Two children who have run away from home happen across an abandoned Cop Car, and when they decide to take it for a spin they unwittingly get caught up in a very dangerous game of cat and mouse.
Cop Car is a film that aspires to be a kind of meld between a kind of Speilbergian childhood adventure tale, and a Coen brothers black comedy thriller. Two extremely lofty ambitions. Two lofty ambitions that I think it achieves incidentally. It manages to both be a tale of two children going on an adventure in the wild and also be a darkly funny thriller, where most films don’t manage one of those things. But I think that the real secret to the success of Cop Car is its pacing. It appears to be taking everything so gently but all the while it is accelerating slowly. And by the time that you’ve noticed it’s in the middle of an almost unbearably tense standoff.
There are films that you enjoyed so much they just flew by, but there are also films that somehow manage to make you feel like you’ve been in their company for longer than you have but in a good way. You feel like you know the characters more than you would normally at this length of a movie. And this, I think, is down to the way that character development is introduced so subtly. It pushes it development into places that usually you wouldn’t see it at all. My favourite example of this is a scene very early on when the two boys navigate around a wire fence. Now during this short little maybe ten seconds of film you learn about the characters what you would have learnt from maybe ten minutes of dialogue. And because of little scenes like this you feel like because you know the characters so well you’ve been watching for longer than you have, but not in the way that say Transformers feels longer than it is, it is an entirely pleasant feeling. And something that doesn’t occur all too often.
Praise must go to the casting team because child actors are notoriously difficult to get right, but they got it spot on here. Both Hays Wellford and James Freedson-Jackson – who can be no older than 12 – are simply delightful to watch. The scriptwriter knows exactly how children of this age talk, and it is delivered by both of them perfectly. Kevin Bacon here, while in a supporting role, is also fairly spectacular. He fits brilliantly into the shoes of the possibly corrupt possibly unfortunate local Sheriff. His performance will leave you guessing right up to the end.

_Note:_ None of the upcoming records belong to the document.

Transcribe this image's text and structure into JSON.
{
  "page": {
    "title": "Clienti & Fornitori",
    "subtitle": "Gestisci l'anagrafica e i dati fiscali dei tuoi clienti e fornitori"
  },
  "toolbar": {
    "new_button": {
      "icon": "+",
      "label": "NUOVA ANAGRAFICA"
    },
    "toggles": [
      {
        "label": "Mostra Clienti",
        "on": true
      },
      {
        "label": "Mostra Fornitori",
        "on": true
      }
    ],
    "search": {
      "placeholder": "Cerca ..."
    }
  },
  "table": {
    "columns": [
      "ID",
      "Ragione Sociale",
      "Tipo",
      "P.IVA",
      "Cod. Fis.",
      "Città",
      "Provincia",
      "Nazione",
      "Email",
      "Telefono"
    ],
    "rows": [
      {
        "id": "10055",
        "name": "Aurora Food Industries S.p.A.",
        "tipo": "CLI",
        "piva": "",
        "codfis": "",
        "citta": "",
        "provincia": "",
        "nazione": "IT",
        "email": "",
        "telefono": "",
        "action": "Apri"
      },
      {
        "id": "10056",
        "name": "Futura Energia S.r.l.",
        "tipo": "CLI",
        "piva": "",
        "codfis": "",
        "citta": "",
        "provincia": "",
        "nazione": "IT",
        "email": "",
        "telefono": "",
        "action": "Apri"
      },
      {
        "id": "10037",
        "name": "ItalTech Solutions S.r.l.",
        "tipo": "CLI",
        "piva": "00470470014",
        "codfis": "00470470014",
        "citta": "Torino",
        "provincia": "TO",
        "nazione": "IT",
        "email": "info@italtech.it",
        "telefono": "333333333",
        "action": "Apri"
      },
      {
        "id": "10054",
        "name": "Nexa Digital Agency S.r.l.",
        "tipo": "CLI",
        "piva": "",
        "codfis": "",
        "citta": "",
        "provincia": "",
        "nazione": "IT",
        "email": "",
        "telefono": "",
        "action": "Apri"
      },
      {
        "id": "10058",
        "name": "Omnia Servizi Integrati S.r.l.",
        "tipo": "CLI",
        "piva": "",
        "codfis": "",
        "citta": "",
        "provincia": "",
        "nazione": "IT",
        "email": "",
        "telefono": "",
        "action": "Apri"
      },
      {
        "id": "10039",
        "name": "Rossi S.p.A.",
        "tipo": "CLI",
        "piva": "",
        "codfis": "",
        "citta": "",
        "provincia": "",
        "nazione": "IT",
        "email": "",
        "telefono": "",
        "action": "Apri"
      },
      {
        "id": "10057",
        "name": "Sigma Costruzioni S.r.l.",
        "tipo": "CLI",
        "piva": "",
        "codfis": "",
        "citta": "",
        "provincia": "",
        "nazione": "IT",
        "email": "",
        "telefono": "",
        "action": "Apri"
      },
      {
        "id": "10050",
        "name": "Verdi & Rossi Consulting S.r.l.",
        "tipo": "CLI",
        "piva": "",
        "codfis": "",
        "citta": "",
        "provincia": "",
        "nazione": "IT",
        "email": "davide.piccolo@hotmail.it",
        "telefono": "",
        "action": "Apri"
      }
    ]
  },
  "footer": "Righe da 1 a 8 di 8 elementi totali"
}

Overall, I an incredibly glad I decided to seek this film out because it is a proper gem. I really loved it, and I think you will too.